The power of attorney allows you to act on behalf of the person granting you power of attorney. The document that grants you power of attorney will usually specify what actions you can take on behalf of another person and how long your power of attorney will last. A power of attorney can grant only a few specific powers, or it can grant broad, general powers.
Validity of Will
In order for a will to be valid, it must be signed by the testator, or the person making the will. All states also require the testator's signature to be witnessed by at least two witnesses; Vermont requires three witnesses, and Louisiana requires a notary in addition to two witnesses. In all states, the testator must sign her own will or the court will declare the will invalid.
When a probate court considers the validity of a will, it is usually considering whether or not the testator, or person making the will, had the capacity to make the will. The testator's signature on a will is considered evidence that the will is genuine, not a forgery. Without the testator's signature or with the signature of another person, like a power of attorney, the probate court is far more likely to consider the will a forgery.

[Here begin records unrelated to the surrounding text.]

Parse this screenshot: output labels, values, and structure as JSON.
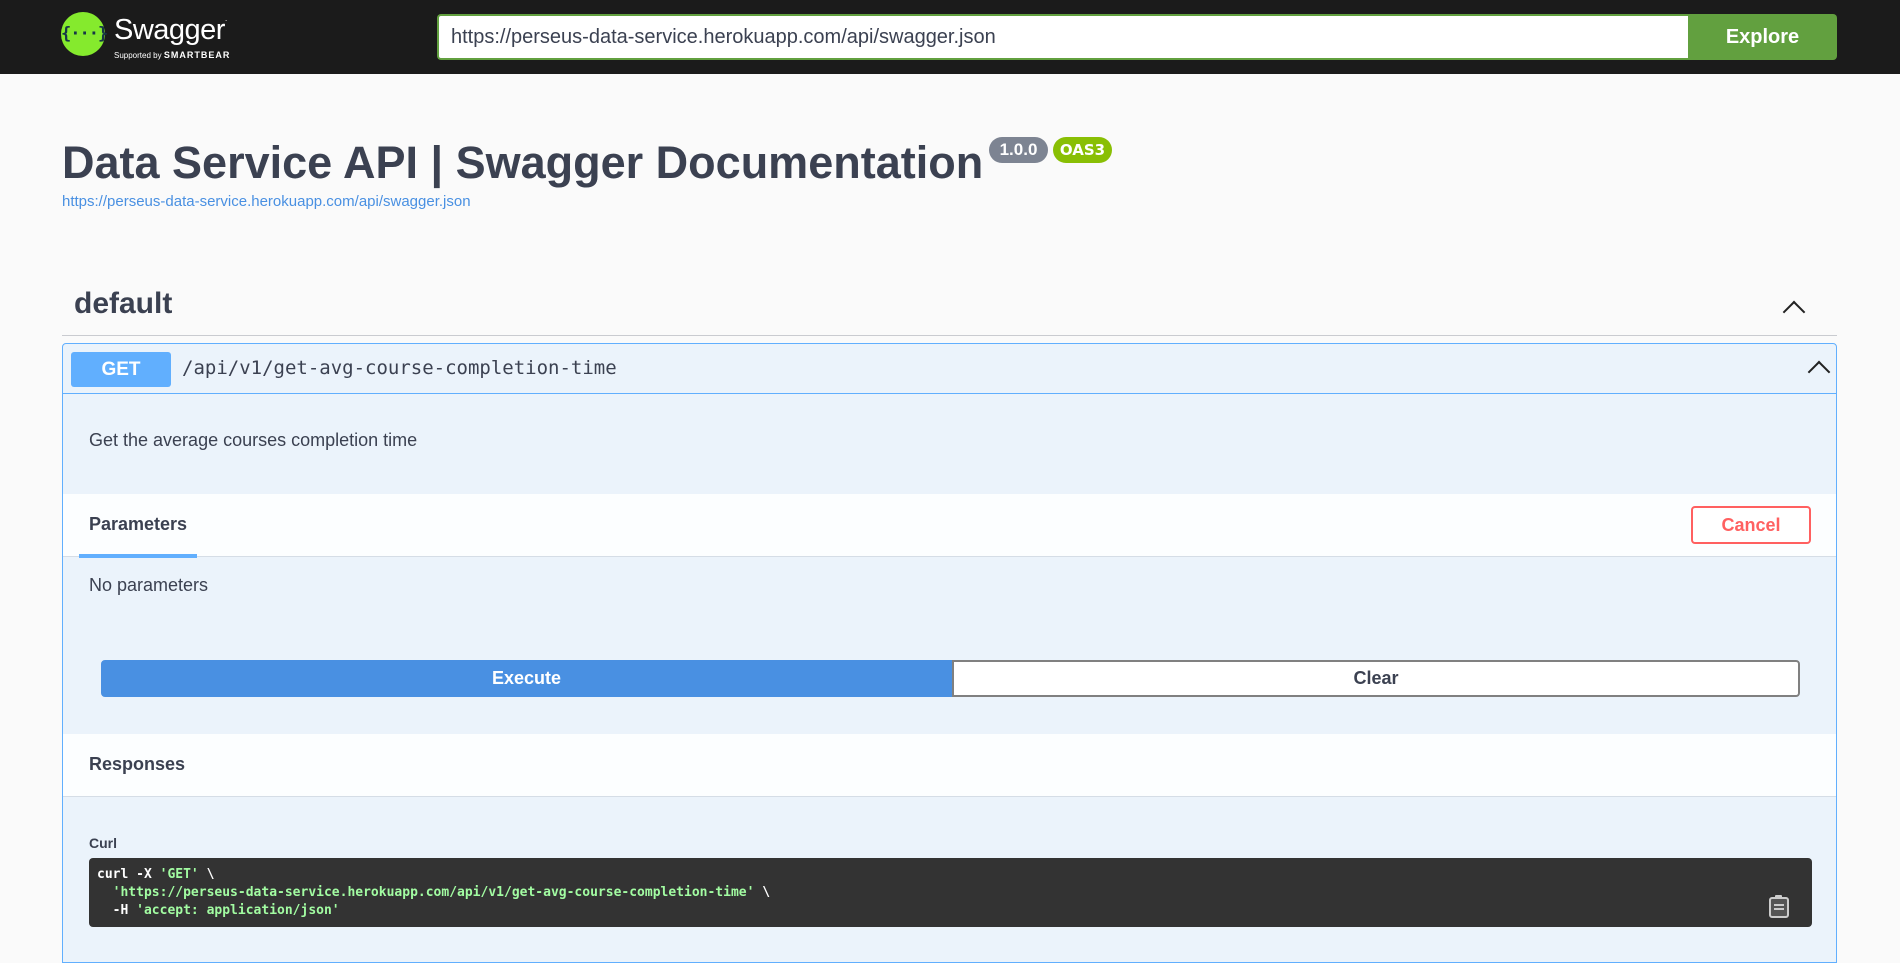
{
  "topbar": {
    "logo": {
      "icon": "{···}",
      "name": "Swagger",
      "supported_by": "Supported by",
      "brand": "SMARTBEAR"
    },
    "url_value": "https://perseus-data-service.herokuapp.com/api/swagger.json",
    "explore_label": "Explore"
  },
  "info": {
    "title": "Data Service API | Swagger Documentation",
    "version": "1.0.0",
    "oas": "OAS3",
    "spec_url": "https://perseus-data-service.herokuapp.com/api/swagger.json"
  },
  "tag": {
    "name": "default"
  },
  "operation": {
    "method": "GET",
    "path": "/api/v1/get-avg-course-completion-time",
    "description": "Get the average courses completion time",
    "parameters_tab": "Parameters",
    "cancel_label": "Cancel",
    "no_parameters": "No parameters",
    "execute_label": "Execute",
    "clear_label": "Clear",
    "responses_title": "Responses",
    "curl_label": "Curl",
    "curl": {
      "line1_cmd": "curl -X ",
      "line1_method": "'GET'",
      "line1_end": " \\",
      "line2_url": "'https://perseus-data-service.herokuapp.com/api/v1/get-avg-course-completion-time'",
      "line2_end": " \\",
      "line3_flag": "  -H ",
      "line3_header": "'accept: application/json'"
    }
  },
  "colors": {
    "topbar": "#1b1b1b",
    "explore": "#62a03f",
    "get": "#61affe",
    "execute": "#4990e2",
    "cancel": "#ff6060",
    "oas": "#89bf04",
    "version": "#7d8492"
  }
}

A handful of states recognize one exception, in extremely limited circumstances, for the rule that only the testator can sign his will. These states recognize nuncupative, or oral, wills. Even in these states, however, nuncupative wills can only be used in very specific circumstances, must be witnessed by at least two people, and must be reduced to writing and signed by the witnesses shortly after the testator passes away. If a person with power of attorney is one of the witnesses to a nuncupative will, she may sign the written version of that will as a witness, but she may not sign on behalf of the testator.